Task item »
Report how many lines in the records below hold "EmergencyLinkagePanel", with no other output.

[Data entries]

☆ ☆ ☆

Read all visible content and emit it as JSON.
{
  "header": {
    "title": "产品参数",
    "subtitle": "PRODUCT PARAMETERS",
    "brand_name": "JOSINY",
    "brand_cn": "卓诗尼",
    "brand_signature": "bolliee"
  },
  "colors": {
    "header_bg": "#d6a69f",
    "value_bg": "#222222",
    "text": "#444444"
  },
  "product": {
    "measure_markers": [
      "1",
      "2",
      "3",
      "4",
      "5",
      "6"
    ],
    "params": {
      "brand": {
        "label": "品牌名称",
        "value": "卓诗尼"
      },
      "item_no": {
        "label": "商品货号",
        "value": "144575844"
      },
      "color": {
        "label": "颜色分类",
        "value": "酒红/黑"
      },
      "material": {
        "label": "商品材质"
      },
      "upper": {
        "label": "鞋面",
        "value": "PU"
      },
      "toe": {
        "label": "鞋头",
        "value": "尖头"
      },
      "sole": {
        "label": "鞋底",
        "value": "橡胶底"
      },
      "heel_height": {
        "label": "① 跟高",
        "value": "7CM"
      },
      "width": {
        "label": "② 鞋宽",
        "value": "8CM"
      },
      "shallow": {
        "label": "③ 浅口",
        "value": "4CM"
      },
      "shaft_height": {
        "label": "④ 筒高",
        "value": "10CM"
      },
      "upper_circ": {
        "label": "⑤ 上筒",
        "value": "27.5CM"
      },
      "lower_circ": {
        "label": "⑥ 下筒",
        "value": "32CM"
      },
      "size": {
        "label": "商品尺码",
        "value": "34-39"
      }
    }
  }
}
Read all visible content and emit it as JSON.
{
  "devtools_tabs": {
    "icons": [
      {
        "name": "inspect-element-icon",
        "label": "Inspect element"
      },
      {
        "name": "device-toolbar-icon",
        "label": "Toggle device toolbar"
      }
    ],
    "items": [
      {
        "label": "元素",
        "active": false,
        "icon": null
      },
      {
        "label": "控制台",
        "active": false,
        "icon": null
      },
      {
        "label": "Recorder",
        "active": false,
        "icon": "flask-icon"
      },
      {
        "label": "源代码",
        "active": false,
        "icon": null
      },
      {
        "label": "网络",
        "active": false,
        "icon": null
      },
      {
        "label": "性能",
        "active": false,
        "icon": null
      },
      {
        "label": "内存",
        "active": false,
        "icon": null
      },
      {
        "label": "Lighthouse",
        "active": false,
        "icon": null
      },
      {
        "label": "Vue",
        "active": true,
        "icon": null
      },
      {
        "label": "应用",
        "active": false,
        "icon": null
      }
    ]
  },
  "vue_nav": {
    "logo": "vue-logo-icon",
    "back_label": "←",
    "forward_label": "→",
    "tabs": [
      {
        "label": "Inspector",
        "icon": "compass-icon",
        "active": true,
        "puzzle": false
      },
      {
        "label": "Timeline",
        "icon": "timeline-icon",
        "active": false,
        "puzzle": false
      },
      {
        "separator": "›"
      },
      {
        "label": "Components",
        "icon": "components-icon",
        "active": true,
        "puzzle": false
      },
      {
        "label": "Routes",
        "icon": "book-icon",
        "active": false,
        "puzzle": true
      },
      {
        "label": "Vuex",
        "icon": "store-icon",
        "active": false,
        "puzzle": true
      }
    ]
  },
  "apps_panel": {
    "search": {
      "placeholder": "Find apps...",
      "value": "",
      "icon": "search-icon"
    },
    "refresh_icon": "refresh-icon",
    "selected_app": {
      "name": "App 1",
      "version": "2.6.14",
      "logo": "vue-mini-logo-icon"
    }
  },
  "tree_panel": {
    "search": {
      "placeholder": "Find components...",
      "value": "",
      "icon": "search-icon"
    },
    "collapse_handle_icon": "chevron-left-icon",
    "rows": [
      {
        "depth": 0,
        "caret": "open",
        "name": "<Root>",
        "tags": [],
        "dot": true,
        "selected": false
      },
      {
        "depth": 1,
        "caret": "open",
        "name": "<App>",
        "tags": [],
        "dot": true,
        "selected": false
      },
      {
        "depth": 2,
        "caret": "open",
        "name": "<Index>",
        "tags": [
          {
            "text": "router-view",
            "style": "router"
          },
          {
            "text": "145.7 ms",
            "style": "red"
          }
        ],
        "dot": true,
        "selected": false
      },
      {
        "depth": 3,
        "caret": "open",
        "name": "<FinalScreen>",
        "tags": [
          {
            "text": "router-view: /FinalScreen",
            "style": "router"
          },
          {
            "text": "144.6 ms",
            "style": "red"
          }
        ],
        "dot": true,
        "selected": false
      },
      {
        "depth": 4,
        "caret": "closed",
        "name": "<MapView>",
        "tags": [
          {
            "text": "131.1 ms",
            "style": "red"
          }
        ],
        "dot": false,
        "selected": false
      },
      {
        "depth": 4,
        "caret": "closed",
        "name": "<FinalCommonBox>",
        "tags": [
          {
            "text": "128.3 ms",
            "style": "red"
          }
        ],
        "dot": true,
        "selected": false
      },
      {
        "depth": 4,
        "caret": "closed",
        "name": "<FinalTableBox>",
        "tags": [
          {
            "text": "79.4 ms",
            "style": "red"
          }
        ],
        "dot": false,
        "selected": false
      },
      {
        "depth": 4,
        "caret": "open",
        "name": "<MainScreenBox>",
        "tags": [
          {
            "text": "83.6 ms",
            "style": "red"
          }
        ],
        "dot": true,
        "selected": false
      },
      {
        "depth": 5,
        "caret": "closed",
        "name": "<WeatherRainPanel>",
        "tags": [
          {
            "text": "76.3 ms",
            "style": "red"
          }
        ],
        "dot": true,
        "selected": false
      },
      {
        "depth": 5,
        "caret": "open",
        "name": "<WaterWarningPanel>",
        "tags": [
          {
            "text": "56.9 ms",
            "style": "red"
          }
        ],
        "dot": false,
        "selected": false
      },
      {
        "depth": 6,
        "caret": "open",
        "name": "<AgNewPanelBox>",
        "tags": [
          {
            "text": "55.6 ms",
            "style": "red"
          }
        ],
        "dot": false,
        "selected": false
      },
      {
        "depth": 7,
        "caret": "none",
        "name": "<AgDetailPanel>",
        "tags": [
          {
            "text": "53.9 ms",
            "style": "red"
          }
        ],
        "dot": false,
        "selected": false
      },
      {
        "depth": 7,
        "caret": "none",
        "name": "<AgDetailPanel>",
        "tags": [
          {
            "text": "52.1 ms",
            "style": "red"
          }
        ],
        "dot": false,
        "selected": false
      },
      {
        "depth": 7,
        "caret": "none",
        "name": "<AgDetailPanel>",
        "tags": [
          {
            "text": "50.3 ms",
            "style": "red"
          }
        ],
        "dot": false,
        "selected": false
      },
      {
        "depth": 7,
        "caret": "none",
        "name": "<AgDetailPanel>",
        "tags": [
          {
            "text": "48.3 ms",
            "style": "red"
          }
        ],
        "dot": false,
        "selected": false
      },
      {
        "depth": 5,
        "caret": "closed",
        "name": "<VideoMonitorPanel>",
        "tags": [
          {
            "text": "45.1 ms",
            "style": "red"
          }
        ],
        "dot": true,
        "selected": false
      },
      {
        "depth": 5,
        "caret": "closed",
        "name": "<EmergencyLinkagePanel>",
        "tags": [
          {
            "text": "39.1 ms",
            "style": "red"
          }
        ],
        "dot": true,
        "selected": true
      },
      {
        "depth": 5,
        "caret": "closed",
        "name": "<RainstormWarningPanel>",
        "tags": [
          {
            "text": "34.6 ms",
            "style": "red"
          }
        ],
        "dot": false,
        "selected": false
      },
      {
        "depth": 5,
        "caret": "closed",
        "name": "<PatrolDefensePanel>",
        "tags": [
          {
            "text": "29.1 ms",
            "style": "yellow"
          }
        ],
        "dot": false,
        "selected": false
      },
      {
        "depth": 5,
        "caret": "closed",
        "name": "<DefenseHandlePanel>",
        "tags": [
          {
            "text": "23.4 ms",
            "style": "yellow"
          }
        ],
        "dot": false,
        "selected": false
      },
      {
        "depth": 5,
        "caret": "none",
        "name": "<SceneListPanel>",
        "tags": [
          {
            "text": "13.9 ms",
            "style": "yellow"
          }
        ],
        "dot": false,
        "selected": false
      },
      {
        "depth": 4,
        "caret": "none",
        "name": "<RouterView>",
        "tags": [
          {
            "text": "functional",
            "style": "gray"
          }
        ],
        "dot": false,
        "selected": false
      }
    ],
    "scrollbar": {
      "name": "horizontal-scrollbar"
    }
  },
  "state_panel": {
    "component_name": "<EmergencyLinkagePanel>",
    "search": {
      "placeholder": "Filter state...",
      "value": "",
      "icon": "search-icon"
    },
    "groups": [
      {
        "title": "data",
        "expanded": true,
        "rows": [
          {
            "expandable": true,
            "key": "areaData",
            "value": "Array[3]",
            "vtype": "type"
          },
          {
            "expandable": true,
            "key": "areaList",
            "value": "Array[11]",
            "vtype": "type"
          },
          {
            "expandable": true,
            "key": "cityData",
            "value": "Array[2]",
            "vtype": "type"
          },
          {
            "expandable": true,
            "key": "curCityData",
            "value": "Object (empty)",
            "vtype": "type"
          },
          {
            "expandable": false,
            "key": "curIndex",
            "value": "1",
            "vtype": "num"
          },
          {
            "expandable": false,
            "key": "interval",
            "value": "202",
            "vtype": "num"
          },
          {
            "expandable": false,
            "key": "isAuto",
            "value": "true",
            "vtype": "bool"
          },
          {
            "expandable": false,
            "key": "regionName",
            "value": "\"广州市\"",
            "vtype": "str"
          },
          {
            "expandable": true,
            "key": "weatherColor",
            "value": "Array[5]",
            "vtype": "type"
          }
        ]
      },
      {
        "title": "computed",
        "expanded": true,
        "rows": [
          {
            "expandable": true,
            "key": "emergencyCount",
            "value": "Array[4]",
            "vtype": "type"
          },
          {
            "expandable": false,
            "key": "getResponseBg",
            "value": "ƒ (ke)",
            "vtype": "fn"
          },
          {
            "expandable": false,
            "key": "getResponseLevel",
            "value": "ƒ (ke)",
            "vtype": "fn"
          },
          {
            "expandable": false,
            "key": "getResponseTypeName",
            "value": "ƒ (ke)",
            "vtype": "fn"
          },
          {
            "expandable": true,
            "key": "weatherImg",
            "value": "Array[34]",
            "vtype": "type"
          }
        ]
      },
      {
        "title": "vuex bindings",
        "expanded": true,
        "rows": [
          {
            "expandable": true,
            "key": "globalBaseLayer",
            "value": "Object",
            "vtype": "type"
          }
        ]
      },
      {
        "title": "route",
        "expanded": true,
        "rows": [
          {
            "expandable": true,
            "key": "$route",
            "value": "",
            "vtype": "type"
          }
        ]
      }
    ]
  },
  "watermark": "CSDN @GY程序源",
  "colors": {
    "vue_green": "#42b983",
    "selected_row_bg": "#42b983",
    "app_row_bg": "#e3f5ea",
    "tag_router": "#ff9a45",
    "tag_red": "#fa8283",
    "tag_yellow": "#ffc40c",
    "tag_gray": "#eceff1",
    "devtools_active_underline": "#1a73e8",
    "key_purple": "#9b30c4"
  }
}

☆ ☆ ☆

Exercise answer »
2